August 31, 2023

James Townsend

In Colorado, the modification of spousal maintenance (also known as alimony) is governed by statute, specifically C.R.S. § 14-10-122. Generally speaking, a court may modify a spousal maintenance award only if there has been a substantial and continuing change in circumstances that makes the terms unfair. Common examples of such changes may include:

  • Loss of employment or significant decrease in income
  • Substantial increase in income of either party
  • Retirement
  • Serious illness or disability
  • Remarriage or cohabitation of the recipient spouse

The party seeking the modification usually has the burden of proof to show that the change in circumstances warrants a modification. Typically, temporary changes, such as short-term job loss, might not be considered “continuing” and may not justify a modification. Additionally, it’s important to check the original divorce or separation agreement, as some couples include clauses that specify the conditions under which spousal maintenance can be modified or that make the maintenance “non-modifiable.”

Please note that this is a simplified overview, and legal standards can be complex.
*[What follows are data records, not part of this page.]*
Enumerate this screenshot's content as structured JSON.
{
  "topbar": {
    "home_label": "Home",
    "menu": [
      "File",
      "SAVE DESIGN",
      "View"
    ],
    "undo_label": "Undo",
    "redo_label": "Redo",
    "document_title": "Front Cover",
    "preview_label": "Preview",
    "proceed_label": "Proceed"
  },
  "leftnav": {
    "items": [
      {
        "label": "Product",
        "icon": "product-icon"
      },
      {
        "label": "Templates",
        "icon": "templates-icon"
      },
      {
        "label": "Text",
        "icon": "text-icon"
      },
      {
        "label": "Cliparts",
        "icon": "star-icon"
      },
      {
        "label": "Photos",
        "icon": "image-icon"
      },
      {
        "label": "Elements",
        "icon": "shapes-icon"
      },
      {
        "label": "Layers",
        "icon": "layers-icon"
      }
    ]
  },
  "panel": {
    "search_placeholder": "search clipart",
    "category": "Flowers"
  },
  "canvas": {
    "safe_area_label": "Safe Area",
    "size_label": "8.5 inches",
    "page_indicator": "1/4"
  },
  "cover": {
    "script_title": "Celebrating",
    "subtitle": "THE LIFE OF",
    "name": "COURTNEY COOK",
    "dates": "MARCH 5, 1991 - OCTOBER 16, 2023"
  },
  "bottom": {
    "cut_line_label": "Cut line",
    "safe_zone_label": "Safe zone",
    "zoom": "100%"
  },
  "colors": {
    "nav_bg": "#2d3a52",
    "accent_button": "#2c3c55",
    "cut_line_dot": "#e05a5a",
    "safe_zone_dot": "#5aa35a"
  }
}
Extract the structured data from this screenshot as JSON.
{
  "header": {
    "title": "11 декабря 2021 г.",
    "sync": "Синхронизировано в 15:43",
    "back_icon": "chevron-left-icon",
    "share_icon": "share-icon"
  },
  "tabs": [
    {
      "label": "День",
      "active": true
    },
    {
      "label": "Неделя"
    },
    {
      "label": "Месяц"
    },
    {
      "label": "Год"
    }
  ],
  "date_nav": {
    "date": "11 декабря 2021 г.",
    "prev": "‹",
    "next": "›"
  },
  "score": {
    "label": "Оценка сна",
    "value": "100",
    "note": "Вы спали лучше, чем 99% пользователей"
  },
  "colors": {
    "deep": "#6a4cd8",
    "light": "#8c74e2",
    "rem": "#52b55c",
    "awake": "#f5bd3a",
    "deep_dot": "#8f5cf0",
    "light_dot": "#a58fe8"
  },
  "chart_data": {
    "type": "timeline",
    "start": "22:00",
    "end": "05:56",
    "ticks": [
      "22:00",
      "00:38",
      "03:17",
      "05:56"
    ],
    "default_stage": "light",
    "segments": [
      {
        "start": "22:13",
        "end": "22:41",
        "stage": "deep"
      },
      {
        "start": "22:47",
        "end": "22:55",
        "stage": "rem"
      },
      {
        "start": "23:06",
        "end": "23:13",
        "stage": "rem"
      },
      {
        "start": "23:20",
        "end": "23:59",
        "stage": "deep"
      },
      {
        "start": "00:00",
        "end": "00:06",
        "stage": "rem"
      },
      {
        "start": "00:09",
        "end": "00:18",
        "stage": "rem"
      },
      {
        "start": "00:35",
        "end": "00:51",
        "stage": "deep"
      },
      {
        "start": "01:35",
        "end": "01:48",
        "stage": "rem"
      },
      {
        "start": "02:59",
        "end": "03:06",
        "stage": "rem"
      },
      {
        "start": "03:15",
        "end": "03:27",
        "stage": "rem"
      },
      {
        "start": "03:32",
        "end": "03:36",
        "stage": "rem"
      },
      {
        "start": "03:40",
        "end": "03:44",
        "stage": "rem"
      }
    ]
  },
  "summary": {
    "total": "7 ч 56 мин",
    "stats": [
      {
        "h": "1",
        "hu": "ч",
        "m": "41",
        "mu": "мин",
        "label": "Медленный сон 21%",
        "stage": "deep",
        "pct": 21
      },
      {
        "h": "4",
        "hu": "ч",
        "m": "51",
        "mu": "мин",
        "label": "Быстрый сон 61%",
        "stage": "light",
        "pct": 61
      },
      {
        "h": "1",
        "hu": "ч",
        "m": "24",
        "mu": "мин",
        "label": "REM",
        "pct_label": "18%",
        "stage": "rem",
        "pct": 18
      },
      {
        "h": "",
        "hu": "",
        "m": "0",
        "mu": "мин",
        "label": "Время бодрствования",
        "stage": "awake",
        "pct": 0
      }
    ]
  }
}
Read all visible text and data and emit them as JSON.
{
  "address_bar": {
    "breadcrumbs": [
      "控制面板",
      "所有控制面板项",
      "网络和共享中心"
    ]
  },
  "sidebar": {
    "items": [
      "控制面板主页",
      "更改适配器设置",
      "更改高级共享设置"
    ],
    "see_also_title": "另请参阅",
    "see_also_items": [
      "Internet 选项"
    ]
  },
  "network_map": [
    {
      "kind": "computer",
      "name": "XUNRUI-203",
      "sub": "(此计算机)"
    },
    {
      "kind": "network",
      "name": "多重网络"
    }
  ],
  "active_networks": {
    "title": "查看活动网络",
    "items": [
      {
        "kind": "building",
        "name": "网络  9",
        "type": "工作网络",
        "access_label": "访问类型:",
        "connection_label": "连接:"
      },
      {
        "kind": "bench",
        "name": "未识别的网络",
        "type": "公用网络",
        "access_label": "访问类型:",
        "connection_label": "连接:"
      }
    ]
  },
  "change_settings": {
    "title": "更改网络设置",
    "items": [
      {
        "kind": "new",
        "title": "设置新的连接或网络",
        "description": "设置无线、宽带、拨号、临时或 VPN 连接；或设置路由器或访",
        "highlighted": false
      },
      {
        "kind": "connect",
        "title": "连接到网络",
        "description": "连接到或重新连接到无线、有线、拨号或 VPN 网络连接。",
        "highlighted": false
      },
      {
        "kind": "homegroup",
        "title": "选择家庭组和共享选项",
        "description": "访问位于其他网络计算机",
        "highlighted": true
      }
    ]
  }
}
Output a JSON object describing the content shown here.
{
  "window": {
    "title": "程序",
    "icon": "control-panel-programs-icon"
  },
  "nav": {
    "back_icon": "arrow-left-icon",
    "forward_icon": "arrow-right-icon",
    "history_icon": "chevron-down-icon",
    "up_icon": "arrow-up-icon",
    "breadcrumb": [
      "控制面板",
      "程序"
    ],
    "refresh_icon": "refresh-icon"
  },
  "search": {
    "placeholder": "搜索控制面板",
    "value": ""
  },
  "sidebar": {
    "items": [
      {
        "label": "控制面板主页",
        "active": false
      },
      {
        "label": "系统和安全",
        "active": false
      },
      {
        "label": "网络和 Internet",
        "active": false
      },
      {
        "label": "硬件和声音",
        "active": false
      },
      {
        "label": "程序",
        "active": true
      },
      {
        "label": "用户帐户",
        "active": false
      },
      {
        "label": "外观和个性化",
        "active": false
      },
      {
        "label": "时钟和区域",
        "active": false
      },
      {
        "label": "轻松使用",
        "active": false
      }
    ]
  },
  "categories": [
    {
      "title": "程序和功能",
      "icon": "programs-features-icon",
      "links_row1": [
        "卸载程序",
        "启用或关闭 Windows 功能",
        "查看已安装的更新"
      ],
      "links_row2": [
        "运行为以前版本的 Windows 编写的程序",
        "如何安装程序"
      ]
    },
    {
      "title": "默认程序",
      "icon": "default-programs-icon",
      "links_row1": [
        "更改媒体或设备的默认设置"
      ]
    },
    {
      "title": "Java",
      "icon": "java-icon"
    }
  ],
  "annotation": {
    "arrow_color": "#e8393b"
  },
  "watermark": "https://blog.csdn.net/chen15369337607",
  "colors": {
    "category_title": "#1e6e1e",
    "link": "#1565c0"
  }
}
For legal advice tailored to your specific situation, it’s best to consult with an attorney experienced in Colorado family law.
Disclaimer: The content in this article is for informational purposes only and should not be construed as legal advice. Always consult with a qualified attorney for legal matters.